Traditional discussions of miracles focus primarily on the issue of whether miracle reports are credible, either in fact or in principle, and whether they could be used as the foundation for theistic belief. Some commentators (such as Hume and Mackie decide that such reports are not credible; others decide that they are, or at least that they can be (Swinburne, Davies). All parties to this dispute presuppose that there is a coherent concept of miracle about whose application we might sensibly dispute. A good example of this assumption explicitly stated is found in a recent book by Davies. Davies implicitly takes over Hume's definition of a miracle as ‘a transgression of a law of nature by a particular volition of the Deity’, and, after making clear that he is using ‘impossible’ in the sense of ‘logically impossible’, he comments
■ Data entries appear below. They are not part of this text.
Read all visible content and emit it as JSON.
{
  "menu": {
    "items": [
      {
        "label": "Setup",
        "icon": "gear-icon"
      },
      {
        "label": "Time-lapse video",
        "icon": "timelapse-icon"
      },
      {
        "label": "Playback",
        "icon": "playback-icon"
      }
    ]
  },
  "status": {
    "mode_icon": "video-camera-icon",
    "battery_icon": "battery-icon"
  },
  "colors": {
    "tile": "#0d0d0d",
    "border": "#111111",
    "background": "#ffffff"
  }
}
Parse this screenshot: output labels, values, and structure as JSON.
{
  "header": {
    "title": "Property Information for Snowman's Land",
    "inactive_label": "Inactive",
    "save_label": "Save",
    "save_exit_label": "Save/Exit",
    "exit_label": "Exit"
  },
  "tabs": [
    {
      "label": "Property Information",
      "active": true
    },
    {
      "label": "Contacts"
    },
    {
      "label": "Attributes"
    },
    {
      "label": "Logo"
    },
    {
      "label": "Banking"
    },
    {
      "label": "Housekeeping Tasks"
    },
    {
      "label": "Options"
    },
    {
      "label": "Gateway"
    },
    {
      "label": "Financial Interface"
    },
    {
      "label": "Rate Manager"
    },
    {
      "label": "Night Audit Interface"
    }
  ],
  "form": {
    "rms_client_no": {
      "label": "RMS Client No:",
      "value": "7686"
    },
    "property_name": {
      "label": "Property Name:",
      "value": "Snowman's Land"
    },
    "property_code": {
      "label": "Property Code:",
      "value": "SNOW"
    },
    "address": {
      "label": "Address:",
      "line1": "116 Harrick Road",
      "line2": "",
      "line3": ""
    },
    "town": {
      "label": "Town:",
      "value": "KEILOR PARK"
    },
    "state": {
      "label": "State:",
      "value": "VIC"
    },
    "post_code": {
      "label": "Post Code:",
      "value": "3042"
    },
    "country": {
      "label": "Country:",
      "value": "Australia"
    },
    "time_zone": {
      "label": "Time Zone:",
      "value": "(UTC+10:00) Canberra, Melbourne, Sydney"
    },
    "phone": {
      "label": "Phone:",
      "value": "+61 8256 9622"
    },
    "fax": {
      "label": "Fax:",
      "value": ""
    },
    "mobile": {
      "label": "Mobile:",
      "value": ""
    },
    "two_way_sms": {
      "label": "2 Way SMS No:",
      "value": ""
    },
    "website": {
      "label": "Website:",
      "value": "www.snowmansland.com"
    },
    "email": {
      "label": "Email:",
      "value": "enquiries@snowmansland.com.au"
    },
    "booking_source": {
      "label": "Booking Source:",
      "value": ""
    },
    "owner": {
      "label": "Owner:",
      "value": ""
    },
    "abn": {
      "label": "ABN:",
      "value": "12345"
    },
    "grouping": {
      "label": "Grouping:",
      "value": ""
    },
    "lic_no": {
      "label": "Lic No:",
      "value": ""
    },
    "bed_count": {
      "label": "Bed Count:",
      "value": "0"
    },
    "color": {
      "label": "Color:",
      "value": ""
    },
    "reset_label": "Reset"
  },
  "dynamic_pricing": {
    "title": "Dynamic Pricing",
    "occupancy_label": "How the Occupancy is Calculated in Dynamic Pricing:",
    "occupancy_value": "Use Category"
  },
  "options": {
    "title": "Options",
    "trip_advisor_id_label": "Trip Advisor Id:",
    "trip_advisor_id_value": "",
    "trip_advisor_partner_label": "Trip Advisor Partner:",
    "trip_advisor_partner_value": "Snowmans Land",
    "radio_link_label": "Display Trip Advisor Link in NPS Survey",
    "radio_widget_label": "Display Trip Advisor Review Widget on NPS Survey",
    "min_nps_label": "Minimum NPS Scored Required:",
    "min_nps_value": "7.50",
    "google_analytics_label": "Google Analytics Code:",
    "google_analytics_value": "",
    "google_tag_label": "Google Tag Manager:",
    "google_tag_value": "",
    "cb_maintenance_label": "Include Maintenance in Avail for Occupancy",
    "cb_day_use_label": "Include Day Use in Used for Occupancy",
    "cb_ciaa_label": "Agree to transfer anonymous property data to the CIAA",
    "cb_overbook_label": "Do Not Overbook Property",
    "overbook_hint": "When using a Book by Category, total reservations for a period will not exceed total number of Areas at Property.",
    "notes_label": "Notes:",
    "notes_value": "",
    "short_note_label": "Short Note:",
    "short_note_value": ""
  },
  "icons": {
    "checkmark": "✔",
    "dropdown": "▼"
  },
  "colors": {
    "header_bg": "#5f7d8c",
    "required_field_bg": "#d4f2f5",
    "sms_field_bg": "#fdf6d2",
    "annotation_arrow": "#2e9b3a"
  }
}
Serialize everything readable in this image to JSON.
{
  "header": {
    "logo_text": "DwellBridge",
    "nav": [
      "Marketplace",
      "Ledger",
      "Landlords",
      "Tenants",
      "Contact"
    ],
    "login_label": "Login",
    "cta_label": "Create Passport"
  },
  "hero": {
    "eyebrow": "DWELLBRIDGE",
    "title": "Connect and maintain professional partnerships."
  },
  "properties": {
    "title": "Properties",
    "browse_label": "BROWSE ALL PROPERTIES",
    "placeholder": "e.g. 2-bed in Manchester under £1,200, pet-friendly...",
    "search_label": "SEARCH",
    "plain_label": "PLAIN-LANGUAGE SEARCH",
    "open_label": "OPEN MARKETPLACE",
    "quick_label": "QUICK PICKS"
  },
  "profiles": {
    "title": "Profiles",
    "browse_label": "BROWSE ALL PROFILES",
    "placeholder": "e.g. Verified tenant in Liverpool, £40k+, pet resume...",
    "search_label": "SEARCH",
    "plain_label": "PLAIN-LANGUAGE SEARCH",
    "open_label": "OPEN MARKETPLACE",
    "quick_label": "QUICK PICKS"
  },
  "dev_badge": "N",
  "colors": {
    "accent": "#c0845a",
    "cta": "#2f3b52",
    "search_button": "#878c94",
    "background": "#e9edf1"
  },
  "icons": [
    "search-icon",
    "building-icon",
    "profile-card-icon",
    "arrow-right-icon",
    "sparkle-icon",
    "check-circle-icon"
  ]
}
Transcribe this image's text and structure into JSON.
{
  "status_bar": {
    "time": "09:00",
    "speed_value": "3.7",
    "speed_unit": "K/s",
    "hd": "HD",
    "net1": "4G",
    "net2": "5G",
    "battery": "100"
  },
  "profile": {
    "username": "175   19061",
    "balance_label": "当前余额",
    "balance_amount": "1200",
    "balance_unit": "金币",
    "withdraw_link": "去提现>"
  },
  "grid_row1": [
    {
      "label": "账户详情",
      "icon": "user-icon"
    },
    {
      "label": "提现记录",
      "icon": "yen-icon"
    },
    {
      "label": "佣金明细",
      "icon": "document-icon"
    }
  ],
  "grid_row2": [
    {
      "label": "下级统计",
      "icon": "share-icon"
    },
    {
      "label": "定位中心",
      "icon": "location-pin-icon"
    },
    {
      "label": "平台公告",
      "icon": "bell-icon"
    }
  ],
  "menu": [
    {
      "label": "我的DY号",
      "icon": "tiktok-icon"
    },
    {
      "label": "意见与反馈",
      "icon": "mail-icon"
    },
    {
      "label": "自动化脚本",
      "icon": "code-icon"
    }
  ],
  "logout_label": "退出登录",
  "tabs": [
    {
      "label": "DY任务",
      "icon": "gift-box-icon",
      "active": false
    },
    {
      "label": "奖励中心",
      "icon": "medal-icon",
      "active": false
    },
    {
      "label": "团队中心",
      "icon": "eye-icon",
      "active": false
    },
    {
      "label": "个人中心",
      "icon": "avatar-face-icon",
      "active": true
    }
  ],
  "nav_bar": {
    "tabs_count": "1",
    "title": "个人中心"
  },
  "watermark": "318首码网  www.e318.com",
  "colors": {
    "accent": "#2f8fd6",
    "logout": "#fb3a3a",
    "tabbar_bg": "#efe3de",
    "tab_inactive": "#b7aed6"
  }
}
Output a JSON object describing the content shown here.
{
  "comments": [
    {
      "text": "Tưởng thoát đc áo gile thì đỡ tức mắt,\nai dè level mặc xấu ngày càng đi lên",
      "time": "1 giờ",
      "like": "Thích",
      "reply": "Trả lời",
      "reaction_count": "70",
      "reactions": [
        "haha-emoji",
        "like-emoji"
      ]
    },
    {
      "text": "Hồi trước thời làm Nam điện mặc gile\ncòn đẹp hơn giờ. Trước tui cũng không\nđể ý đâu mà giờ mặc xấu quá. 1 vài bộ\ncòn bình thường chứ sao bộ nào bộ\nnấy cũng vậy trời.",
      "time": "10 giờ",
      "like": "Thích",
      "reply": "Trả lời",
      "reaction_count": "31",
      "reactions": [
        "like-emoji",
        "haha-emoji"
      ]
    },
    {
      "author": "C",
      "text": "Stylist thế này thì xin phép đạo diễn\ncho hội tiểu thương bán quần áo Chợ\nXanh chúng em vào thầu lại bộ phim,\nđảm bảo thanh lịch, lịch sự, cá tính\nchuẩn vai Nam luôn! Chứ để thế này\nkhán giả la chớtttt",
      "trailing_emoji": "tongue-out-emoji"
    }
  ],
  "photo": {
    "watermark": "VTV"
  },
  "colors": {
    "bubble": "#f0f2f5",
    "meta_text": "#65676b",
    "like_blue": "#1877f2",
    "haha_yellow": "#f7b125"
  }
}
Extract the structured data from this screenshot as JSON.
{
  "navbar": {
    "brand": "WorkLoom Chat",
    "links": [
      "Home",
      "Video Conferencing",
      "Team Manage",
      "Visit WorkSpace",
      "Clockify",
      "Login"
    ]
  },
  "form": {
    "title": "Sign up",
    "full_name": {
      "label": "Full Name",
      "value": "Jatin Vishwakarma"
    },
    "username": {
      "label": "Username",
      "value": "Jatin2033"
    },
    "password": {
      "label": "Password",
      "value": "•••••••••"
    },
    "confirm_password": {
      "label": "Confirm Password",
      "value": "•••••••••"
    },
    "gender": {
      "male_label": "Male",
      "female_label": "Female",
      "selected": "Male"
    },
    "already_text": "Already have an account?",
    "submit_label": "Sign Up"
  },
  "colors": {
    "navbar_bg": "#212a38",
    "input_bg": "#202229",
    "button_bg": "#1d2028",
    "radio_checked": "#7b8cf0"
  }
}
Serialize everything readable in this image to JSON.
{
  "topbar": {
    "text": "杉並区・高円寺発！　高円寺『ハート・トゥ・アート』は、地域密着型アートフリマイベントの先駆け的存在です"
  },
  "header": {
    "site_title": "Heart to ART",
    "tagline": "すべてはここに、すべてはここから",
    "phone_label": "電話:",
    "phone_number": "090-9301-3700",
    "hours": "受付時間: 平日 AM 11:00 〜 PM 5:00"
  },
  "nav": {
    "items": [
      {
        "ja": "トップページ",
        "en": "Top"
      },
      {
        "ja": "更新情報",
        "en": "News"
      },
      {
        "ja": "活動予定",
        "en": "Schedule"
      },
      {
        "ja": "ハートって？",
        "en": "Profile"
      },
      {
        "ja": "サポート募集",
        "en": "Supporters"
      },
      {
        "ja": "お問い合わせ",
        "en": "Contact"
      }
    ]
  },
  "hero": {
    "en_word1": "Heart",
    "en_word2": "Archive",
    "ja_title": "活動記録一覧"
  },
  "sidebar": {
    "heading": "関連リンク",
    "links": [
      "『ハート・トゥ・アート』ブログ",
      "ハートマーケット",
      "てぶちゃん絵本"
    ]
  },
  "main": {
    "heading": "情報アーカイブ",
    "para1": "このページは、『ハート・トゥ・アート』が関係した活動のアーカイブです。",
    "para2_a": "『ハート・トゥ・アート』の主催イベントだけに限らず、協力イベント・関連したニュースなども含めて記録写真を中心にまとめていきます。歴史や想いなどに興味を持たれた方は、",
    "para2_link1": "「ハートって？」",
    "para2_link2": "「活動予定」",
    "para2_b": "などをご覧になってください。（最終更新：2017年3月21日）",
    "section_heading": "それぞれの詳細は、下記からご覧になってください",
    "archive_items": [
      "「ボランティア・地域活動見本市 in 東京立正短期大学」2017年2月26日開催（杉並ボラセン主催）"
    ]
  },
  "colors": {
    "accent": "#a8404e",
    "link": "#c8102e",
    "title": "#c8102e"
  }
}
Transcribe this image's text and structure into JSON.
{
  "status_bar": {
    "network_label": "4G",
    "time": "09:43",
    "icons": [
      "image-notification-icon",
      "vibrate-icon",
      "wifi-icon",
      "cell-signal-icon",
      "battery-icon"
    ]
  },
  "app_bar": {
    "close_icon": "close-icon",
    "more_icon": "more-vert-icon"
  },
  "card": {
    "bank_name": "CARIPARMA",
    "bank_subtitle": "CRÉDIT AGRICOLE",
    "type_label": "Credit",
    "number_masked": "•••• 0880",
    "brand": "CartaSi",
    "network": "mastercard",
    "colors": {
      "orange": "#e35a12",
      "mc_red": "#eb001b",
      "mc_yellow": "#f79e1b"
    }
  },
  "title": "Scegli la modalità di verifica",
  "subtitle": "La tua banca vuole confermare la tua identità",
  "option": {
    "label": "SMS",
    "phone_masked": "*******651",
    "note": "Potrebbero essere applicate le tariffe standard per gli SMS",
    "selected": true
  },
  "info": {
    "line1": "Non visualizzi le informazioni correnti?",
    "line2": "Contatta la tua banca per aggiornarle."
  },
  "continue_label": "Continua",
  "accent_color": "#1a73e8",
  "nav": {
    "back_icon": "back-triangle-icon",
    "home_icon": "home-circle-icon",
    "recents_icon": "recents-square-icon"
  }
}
…it is hard to see that miracles are impossible when considered as violations of the laws of nature…it is hard to see that there is any contradiction involved in saying that they [miracles] have happened. Where would the contradiction lie?